6. Generate short-term wins
Anything moving us towards the final goal is a win — an action that has been taken, a lesson that is learned, a new product that is created, something that happened in a different way than it always did. And if we can recognise and communicate wins, we can use this to sustain momentum over a longer period of time by motivating all our volunteers, and to create a narrative of how the change happened.
And we can also plan for those wins in advance, and how we’ll use them to generate momentum or show change happening across the organisation etc.
7. Sustain acceleration
When you see things beginning to move, don’t relax. Now is the time to press even harder, because clearly what you did is working! If you slow down now and then don’t reach the goal, it is going to be a lot harder to motivate people a second time, seeing that the efforts “failed” the first time round… So remind yourself (and everybody else) about the goal and why it’s urgent to take action now, and if you started out with some sort of campaign to create urgency, maybe it would be a great time to bring it back, to re-energize the existing team and to recruit more members, that will come with new energy and a fresh perspective on things.
8. Institute change

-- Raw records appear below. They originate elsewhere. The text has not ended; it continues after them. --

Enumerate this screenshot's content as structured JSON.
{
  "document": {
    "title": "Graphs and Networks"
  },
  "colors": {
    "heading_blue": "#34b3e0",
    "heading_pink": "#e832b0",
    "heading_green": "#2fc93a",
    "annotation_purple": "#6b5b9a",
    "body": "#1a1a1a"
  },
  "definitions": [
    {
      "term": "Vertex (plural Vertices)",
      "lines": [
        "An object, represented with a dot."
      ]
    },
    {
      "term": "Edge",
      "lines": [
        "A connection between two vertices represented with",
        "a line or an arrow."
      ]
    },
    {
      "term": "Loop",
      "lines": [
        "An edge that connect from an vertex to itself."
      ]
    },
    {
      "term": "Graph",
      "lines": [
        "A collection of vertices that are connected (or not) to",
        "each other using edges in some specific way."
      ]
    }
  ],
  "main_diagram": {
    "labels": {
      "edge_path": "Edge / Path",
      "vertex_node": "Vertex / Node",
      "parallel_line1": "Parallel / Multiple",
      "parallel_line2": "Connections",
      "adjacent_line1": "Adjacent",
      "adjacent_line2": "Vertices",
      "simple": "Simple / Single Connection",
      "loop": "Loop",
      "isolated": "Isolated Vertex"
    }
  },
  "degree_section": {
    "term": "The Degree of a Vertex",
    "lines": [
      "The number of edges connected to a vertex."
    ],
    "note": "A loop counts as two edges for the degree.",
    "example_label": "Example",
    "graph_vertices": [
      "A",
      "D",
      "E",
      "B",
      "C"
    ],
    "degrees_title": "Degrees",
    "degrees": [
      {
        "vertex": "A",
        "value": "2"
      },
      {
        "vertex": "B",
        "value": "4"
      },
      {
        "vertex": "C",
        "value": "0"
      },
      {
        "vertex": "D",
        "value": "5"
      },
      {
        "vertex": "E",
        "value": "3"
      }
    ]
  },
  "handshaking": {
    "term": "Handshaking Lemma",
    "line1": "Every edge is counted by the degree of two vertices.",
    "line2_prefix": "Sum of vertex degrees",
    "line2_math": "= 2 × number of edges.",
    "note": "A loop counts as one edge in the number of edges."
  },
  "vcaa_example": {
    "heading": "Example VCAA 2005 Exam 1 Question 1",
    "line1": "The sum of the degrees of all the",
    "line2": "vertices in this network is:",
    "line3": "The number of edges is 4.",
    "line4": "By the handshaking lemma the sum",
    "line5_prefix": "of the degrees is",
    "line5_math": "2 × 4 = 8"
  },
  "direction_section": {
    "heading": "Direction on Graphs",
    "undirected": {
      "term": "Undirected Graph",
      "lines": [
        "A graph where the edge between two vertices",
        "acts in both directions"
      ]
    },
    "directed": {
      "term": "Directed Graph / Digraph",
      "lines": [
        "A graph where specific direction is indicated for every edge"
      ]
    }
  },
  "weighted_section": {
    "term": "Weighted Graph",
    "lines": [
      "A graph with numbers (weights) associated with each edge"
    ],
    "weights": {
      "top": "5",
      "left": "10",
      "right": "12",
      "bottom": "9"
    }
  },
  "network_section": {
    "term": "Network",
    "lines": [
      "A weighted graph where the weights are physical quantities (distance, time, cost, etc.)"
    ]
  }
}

Now that we have changed something within our organisation, we need to make sure that people stick to this “new normal” and don’t fall back into old routines or practices. Therefore, we need to create the narrative, supported and disseminated by leadership, relating the way things are now to the organisation’s current and future success, and for management to set in place a framework that supports this new way of being (i.e. creating the “barriers” against unwanted change that we tore down in step 5 ;-)).
All of this might change parts of the organisational structure, but it won’t overthrow hierarchies but rather work with them to create the change we want.